I recognise the deep distress that the theft of a much-loved pet can cause, which is why laws are already in place to deal with offenders who commit such abhorrent crimes, but more can be done. The Environment Secretary, the Home Secretary and I have had discussions to consider further action, and I have set up a taskforce to investigate and tackle this issue from end to end, looking at prevention, reporting, enforcement and prosecution.
I welcome the setting up of the taskforce, because what is important is not just the sentencing but the deterrent effect, so that we see fewer pets—dogs, particularly—being stolen. The Secretary of State’s answer will be very welcome, but can he say what more can be done? I ask him this on behalf of my two rescue labradors, Sophie and Chase, but also on behalf of the newly elected police and crime commissioner in Gloucestershire, the Conservative Chris Nelson, who made stopping pet theft one of his key election priorities.

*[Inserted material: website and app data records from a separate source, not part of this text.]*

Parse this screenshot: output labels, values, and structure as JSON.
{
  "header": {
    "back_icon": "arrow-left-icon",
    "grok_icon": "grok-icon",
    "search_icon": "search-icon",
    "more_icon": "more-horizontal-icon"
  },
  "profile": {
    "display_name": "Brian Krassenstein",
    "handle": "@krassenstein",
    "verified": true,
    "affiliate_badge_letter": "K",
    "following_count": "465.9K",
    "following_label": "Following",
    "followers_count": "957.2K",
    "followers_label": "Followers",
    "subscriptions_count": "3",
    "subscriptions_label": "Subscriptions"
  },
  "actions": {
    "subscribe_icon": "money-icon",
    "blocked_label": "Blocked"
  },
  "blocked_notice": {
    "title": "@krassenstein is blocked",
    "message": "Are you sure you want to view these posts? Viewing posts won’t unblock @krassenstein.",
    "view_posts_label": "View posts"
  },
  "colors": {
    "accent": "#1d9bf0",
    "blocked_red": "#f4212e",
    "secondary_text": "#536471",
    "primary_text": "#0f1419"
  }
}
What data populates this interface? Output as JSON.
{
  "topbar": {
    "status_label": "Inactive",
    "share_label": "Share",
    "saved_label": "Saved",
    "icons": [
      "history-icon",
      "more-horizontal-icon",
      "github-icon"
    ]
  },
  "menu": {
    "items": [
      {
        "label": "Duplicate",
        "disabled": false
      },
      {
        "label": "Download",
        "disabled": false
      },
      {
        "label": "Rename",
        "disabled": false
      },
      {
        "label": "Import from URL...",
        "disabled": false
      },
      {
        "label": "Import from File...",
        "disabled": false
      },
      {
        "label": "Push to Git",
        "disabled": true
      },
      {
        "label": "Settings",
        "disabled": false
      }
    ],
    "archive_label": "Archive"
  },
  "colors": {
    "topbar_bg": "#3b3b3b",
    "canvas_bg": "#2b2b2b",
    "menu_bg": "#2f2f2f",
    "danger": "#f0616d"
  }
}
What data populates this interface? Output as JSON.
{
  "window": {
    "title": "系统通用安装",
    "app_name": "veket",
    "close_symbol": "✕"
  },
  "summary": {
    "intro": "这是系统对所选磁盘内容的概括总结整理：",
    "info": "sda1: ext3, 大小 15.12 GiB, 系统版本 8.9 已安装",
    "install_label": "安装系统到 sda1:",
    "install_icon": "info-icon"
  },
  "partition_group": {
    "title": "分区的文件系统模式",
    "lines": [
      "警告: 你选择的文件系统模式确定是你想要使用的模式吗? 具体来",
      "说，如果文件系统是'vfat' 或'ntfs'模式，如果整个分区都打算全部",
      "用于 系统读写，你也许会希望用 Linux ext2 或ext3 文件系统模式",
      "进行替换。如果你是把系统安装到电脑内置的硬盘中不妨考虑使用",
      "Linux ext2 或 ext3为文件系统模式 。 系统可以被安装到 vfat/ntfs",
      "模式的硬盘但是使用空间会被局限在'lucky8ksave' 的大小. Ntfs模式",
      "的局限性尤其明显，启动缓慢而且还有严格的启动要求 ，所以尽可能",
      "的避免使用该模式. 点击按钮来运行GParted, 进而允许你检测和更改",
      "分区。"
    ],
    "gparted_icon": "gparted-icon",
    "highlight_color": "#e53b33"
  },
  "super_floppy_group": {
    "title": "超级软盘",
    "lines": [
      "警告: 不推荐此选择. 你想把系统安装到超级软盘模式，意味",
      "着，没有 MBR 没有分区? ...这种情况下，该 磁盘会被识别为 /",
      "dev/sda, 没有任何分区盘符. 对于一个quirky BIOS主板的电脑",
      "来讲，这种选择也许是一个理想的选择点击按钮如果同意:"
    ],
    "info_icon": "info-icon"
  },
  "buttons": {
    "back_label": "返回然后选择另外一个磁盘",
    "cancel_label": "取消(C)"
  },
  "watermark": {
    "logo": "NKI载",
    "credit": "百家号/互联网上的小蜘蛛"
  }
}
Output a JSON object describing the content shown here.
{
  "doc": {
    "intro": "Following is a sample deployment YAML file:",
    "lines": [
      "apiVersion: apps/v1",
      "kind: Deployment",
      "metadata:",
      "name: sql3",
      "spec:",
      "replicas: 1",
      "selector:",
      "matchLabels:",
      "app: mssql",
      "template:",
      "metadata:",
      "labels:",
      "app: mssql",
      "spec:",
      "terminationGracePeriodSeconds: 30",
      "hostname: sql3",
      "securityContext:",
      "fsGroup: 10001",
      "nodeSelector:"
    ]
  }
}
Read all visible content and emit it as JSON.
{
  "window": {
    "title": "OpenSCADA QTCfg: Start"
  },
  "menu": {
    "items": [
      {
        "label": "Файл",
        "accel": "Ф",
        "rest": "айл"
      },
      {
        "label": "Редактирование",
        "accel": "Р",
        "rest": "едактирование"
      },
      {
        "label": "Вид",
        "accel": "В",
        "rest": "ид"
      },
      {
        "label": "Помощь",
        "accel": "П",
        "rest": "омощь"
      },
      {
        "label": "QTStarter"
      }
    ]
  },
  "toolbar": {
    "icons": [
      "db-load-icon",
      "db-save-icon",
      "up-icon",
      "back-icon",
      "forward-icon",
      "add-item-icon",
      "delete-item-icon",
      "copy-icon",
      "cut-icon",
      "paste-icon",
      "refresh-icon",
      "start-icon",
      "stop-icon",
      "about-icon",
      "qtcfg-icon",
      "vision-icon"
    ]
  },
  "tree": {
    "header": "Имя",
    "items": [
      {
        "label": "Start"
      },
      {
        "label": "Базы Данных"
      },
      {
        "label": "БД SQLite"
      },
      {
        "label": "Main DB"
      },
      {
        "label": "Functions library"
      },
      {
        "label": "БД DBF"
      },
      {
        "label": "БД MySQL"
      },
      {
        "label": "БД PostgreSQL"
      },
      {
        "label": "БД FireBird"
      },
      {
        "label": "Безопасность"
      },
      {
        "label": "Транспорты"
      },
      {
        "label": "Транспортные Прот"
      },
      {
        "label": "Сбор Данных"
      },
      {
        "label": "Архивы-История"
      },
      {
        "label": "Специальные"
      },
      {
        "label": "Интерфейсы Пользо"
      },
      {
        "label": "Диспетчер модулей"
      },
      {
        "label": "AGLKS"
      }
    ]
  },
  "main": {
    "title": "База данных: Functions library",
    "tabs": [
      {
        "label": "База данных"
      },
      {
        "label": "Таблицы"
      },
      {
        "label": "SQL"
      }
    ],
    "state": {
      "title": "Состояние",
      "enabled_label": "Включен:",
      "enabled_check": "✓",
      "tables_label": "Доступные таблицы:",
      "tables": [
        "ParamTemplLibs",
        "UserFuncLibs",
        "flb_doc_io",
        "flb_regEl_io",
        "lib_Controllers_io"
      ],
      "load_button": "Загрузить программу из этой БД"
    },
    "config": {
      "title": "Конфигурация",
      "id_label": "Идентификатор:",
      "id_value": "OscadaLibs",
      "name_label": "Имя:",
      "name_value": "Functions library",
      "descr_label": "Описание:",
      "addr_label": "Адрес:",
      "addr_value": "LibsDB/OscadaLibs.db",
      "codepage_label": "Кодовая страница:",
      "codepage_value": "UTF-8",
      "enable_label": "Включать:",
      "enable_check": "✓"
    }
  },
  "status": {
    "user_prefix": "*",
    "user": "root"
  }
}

I am grateful to my right hon. Friend. I declare an interest, as an owner of a cat. Let us not forget that this applies to a number of much-loved animals, who have, particularly in lockdown, proved an invaluable source of solace and comfort to many millions of people. He is right to talk about the wider issue. Those who minimise pet theft forget that it is often the thin end of a wedge and it might even involve organised crime. We need to take a zero tolerance approach here in order to deal with wider criminality, so we will be looking at the nature of the black market that exists and the rises we have seen with regard to the value of individual animals. All that is very much on the table.